[Opening Supplied data section]
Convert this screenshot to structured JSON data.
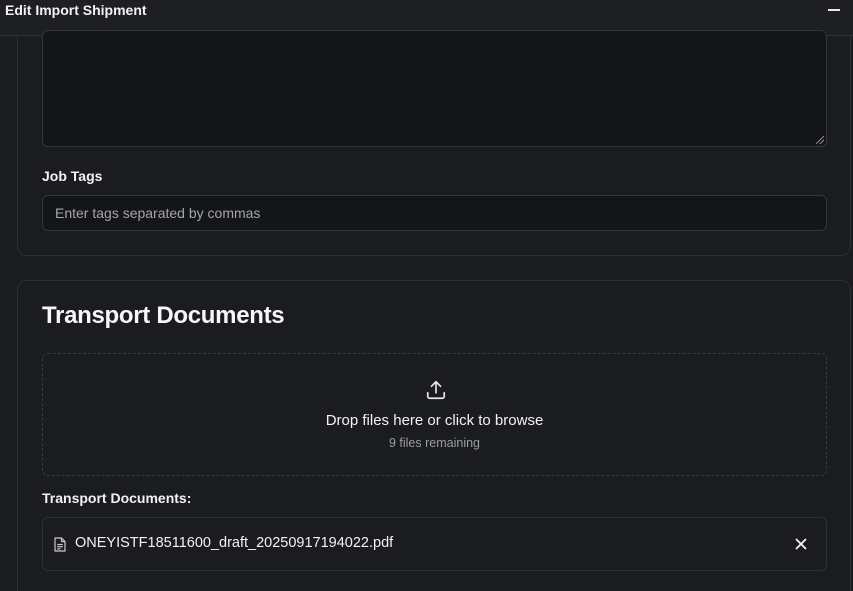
{
  "window": {
    "title": "Edit Import Shipment",
    "minimize_icon": "minus-icon"
  },
  "notes": {
    "value": ""
  },
  "job_tags": {
    "label": "Job Tags",
    "placeholder": "Enter tags separated by commas",
    "value": ""
  },
  "transport_documents": {
    "title": "Transport Documents",
    "dropzone": {
      "icon": "upload-icon",
      "text": "Drop files here or click to browse",
      "remaining": "9 files remaining"
    },
    "list_label": "Transport Documents:",
    "files": [
      {
        "name": "ONEYISTF18511600_draft_20250917194022.pdf",
        "icon": "file-icon",
        "remove_icon": "close-icon"
      }
    ]
  },
  "colors": {
    "background": "#1b1c20",
    "input_background": "#141518",
    "border": "#2e2f35",
    "text": "#f2f2f3",
    "muted_text": "#9c9da3"
  }
}
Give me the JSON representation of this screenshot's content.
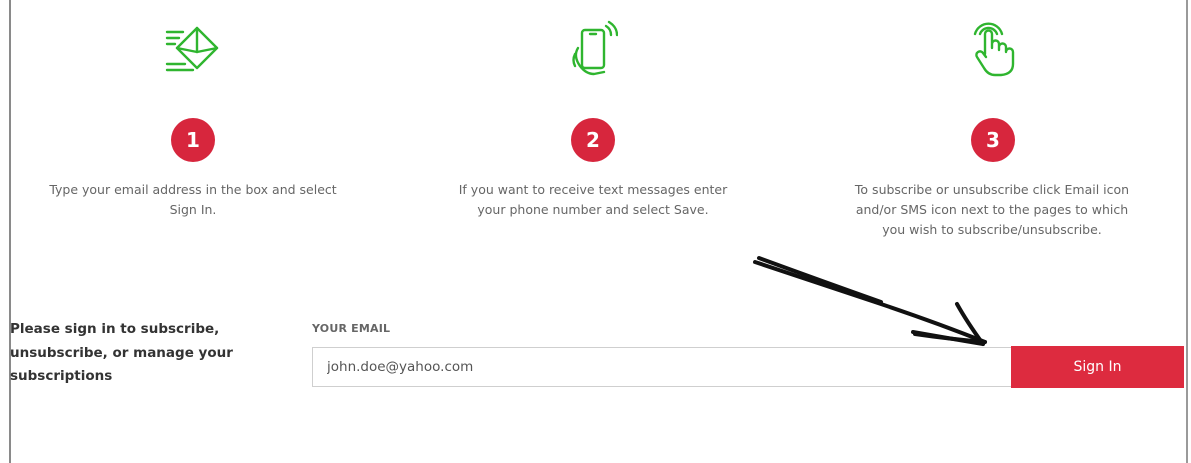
{
  "steps": [
    {
      "number": "1",
      "icon": "email-envelope-icon",
      "text_line1": "Type your email address in the box and select",
      "text_line2": "Sign In.",
      "text_line3": ""
    },
    {
      "number": "2",
      "icon": "mobile-phone-icon",
      "text_line1": "If you want to receive text messages enter",
      "text_line2": "your phone number and select Save.",
      "text_line3": ""
    },
    {
      "number": "3",
      "icon": "tap-hand-icon",
      "text_line1": "To subscribe or unsubscribe click Email icon",
      "text_line2": "and/or SMS icon next to the pages to which",
      "text_line3": "you wish to subscribe/unsubscribe."
    }
  ],
  "signin": {
    "prompt_line1": "Please sign in to subscribe,",
    "prompt_line2": "unsubscribe, or manage your",
    "prompt_line3": "subscriptions",
    "email_label": "YOUR EMAIL",
    "email_value": "john.doe@yahoo.com",
    "button_label": "Sign In"
  },
  "colors": {
    "accent_red": "#dd2b3f",
    "icon_green": "#2fb52f"
  },
  "annotation": {
    "icon": "hand-drawn-arrow-icon"
  }
}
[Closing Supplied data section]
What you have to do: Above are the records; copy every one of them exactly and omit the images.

Task output:
Convert this screenshot to structured JSON data.
{
  "window": {
    "title": "Edit Import Shipment",
    "minimize_icon": "minus-icon"
  },
  "notes": {
    "value": ""
  },
  "job_tags": {
    "label": "Job Tags",
    "placeholder": "Enter tags separated by commas",
    "value": ""
  },
  "transport_documents": {
    "title": "Transport Documents",
    "dropzone": {
      "icon": "upload-icon",
      "text": "Drop files here or click to browse",
      "remaining": "9 files remaining"
    },
    "list_label": "Transport Documents:",
    "files": [
      {
        "name": "ONEYISTF18511600_draft_20250917194022.pdf",
        "icon": "file-icon",
        "remove_icon": "close-icon"
      }
    ]
  },
  "colors": {
    "background": "#1b1c20",
    "input_background": "#141518",
    "border": "#2e2f35",
    "text": "#f2f2f3",
    "muted_text": "#9c9da3"
  }
}
Give me the JSON representation of this screenshot's content.
{
  "steps": [
    {
      "number": "1",
      "icon": "email-envelope-icon",
      "text_line1": "Type your email address in the box and select",
      "text_line2": "Sign In.",
      "text_line3": ""
    },
    {
      "number": "2",
      "icon": "mobile-phone-icon",
      "text_line1": "If you want to receive text messages enter",
      "text_line2": "your phone number and select Save.",
      "text_line3": ""
    },
    {
      "number": "3",
      "icon": "tap-hand-icon",
      "text_line1": "To subscribe or unsubscribe click Email icon",
      "text_line2": "and/or SMS icon next to the pages to which",
      "text_line3": "you wish to subscribe/unsubscribe."
    }
  ],
  "signin": {
    "prompt_line1": "Please sign in to subscribe,",
    "prompt_line2": "unsubscribe, or manage your",
    "prompt_line3": "subscriptions",
    "email_label": "YOUR EMAIL",
    "email_value": "john.doe@yahoo.com",
    "button_label": "Sign In"
  },
  "colors": {
    "accent_red": "#dd2b3f",
    "icon_green": "#2fb52f"
  },
  "annotation": {
    "icon": "hand-drawn-arrow-icon"
  }
}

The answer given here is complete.